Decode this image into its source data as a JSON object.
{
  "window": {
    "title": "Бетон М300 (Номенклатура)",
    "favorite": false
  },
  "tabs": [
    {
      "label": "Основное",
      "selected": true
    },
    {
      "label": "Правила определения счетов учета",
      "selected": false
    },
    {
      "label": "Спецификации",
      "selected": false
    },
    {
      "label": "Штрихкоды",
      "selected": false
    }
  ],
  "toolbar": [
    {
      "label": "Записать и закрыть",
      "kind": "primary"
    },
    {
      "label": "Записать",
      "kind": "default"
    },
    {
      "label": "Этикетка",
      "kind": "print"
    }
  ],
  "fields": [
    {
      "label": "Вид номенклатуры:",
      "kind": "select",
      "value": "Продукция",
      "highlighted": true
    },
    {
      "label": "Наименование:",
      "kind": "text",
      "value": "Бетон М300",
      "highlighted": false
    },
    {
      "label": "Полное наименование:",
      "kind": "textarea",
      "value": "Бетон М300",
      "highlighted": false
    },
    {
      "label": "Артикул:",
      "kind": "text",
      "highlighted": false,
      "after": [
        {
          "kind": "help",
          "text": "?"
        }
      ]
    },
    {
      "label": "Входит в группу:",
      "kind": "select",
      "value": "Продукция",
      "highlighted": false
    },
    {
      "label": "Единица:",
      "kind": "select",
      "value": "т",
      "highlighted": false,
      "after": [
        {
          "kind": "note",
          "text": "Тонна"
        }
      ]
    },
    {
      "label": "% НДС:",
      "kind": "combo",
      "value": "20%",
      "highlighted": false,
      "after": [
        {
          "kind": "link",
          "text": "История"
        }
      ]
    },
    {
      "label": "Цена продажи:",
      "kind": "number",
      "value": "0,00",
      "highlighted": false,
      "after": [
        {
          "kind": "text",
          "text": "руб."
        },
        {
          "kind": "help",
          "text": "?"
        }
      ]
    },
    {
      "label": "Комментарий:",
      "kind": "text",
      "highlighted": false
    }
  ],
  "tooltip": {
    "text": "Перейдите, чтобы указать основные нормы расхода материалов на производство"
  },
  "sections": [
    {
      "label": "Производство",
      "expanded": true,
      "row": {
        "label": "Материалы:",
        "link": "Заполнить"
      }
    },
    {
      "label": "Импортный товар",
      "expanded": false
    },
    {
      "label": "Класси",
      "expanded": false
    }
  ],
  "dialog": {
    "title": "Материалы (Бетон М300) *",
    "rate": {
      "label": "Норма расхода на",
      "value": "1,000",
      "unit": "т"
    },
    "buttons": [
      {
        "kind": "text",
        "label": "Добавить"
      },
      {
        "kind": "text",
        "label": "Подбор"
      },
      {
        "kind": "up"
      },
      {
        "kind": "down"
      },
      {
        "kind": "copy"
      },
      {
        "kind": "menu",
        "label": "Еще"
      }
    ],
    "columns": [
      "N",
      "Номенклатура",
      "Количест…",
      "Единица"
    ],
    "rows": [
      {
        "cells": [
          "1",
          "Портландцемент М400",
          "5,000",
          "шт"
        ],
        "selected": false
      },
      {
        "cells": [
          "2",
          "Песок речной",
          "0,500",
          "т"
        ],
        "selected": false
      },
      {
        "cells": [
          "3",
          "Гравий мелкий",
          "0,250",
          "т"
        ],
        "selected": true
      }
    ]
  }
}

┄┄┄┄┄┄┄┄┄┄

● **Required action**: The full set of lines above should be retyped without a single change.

● **Solution for this task**:
Decode this image into its source data as a JSON object.
{
  "window": {
    "title": "Бетон М300 (Номенклатура)",
    "favorite": false
  },
  "tabs": [
    {
      "label": "Основное",
      "selected": true
    },
    {
      "label": "Правила определения счетов учета",
      "selected": false
    },
    {
      "label": "Спецификации",
      "selected": false
    },
    {
      "label": "Штрихкоды",
      "selected": false
    }
  ],
  "toolbar": [
    {
      "label": "Записать и закрыть",
      "kind": "primary"
    },
    {
      "label": "Записать",
      "kind": "default"
    },
    {
      "label": "Этикетка",
      "kind": "print"
    }
  ],
  "fields": [
    {
      "label": "Вид номенклатуры:",
      "kind": "select",
      "value": "Продукция",
      "highlighted": true
    },
    {
      "label": "Наименование:",
      "kind": "text",
      "value": "Бетон М300",
      "highlighted": false
    },
    {
      "label": "Полное наименование:",
      "kind": "textarea",
      "value": "Бетон М300",
      "highlighted": false
    },
    {
      "label": "Артикул:",
      "kind": "text",
      "highlighted": false,
      "after": [
        {
          "kind": "help",
          "text": "?"
        }
      ]
    },
    {
      "label": "Входит в группу:",
      "kind": "select",
      "value": "Продукция",
      "highlighted": false
    },
    {
      "label": "Единица:",
      "kind": "select",
      "value": "т",
      "highlighted": false,
      "after": [
        {
          "kind": "note",
          "text": "Тонна"
        }
      ]
    },
    {
      "label": "% НДС:",
      "kind": "combo",
      "value": "20%",
      "highlighted": false,
      "after": [
        {
          "kind": "link",
          "text": "История"
        }
      ]
    },
    {
      "label": "Цена продажи:",
      "kind": "number",
      "value": "0,00",
      "highlighted": false,
      "after": [
        {
          "kind": "text",
          "text": "руб."
        },
        {
          "kind": "help",
          "text": "?"
        }
      ]
    },
    {
      "label": "Комментарий:",
      "kind": "text",
      "highlighted": false
    }
  ],
  "tooltip": {
    "text": "Перейдите, чтобы указать основные нормы расхода материалов на производство"
  },
  "sections": [
    {
      "label": "Производство",
      "expanded": true,
      "row": {
        "label": "Материалы:",
        "link": "Заполнить"
      }
    },
    {
      "label": "Импортный товар",
      "expanded": false
    },
    {
      "label": "Класси",
      "expanded": false
    }
  ],
  "dialog": {
    "title": "Материалы (Бетон М300) *",
    "rate": {
      "label": "Норма расхода на",
      "value": "1,000",
      "unit": "т"
    },
    "buttons": [
      {
        "kind": "text",
        "label": "Добавить"
      },
      {
        "kind": "text",
        "label": "Подбор"
      },
      {
        "kind": "up"
      },
      {
        "kind": "down"
      },
      {
        "kind": "copy"
      },
      {
        "kind": "menu",
        "label": "Еще"
      }
    ],
    "columns": [
      "N",
      "Номенклатура",
      "Количест…",
      "Единица"
    ],
    "rows": [
      {
        "cells": [
          "1",
          "Портландцемент М400",
          "5,000",
          "шт"
        ],
        "selected": false
      },
      {
        "cells": [
          "2",
          "Песок речной",
          "0,500",
          "т"
        ],
        "selected": false
      },
      {
        "cells": [
          "3",
          "Гравий мелкий",
          "0,250",
          "т"
        ],
        "selected": true
      }
    ]
  }
}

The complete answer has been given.